◆ Work order: What is needed is every line of the data that includes the word "automatically". Please copy each one.

Stored items from a collection:

------

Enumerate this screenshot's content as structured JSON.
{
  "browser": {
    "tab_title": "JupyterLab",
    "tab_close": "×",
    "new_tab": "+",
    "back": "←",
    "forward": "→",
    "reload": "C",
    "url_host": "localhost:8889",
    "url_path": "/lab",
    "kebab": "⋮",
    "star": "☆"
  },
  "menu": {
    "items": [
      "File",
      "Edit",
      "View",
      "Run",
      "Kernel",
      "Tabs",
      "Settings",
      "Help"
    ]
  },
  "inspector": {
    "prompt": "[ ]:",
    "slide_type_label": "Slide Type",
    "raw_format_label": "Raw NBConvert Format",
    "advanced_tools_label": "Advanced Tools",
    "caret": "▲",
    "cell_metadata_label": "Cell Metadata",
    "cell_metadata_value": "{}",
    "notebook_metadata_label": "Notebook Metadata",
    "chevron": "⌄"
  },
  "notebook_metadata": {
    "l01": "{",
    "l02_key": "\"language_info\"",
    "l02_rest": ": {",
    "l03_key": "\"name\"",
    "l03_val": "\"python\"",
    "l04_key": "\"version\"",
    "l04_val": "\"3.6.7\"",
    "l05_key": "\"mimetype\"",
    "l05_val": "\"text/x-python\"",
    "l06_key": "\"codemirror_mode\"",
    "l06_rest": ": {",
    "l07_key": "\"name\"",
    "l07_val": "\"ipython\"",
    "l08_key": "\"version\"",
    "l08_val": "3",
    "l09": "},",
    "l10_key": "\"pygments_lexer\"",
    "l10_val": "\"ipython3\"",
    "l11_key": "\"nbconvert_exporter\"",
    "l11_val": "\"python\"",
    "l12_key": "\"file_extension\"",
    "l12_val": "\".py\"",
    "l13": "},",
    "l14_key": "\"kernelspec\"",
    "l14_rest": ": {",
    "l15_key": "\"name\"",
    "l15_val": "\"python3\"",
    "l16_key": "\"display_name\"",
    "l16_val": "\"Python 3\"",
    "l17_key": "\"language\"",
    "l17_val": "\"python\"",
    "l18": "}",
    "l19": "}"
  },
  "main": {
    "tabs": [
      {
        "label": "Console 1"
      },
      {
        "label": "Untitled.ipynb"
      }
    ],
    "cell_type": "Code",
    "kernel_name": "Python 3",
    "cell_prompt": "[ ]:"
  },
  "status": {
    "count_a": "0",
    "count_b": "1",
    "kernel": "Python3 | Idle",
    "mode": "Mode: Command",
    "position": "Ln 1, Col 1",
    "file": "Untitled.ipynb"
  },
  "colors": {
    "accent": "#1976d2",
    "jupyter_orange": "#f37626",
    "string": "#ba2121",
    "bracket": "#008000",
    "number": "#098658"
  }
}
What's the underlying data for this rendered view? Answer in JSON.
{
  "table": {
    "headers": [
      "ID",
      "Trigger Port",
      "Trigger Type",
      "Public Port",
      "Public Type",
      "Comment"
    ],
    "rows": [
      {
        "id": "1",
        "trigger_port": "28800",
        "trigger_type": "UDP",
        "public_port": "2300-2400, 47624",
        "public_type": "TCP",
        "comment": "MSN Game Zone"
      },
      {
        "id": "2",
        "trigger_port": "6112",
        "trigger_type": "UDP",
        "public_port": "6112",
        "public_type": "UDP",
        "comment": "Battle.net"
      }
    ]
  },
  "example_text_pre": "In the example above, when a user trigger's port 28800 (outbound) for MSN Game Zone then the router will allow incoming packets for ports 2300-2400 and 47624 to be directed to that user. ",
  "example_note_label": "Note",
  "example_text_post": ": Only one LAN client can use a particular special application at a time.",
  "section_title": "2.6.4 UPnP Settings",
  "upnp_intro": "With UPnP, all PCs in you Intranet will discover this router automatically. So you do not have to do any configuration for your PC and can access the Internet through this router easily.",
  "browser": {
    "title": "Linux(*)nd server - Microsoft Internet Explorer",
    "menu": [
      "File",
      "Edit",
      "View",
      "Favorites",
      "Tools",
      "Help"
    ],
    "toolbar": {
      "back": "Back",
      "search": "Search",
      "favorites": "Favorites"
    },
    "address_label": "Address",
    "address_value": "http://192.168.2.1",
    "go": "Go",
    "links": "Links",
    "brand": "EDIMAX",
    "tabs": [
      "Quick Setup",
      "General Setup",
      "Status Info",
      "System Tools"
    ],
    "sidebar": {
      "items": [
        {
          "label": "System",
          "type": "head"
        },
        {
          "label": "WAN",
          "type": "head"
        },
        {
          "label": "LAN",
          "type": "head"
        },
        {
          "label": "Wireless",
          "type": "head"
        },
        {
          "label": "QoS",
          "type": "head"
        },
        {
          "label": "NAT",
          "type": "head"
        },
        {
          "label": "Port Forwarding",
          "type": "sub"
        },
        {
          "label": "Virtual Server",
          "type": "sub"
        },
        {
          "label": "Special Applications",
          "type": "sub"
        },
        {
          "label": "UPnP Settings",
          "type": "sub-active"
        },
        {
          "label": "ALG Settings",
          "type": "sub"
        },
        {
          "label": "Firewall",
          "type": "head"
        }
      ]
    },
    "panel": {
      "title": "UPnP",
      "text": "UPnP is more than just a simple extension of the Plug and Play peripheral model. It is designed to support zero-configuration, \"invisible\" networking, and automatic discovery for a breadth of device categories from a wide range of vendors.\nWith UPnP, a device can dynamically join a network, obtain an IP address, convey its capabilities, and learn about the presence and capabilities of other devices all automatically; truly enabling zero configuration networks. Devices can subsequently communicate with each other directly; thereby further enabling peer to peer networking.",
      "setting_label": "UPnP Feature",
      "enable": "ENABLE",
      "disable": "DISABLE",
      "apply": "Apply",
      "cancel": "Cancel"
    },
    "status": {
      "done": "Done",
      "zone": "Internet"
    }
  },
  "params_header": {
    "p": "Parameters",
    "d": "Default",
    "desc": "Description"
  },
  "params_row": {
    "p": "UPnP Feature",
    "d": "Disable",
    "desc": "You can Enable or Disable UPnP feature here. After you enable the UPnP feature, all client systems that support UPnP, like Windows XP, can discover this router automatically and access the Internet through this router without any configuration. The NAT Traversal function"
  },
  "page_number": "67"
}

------

◆ Answer for the task:
  "upnp_intro": "With UPnP, all PCs in you Intranet will discover this router automatically. So you do not have to do any configuration for your PC and can access the Internet through this router easily.",
      "text": "UPnP is more than just a simple extension of the Plug and Play peripheral model. It is designed to support zero-configuration, \"invisible\" networking, and automatic discovery for a breadth of device categories from a wide range of vendors.\nWith UPnP, a device can dynamically join a network, obtain an IP address, convey its capabilities, and learn about the presence and capabilities of other devices all automatically; truly enabling zero configuration networks. Devices can subsequently communicate with each other directly; thereby further enabling peer to peer networking.",
    "desc": "You can Enable or Disable UPnP feature here. After you enable the UPnP feature, all client systems that support UPnP, like Windows XP, can discover this router automatically and access the Internet through this router without any configuration. The NAT Traversal function"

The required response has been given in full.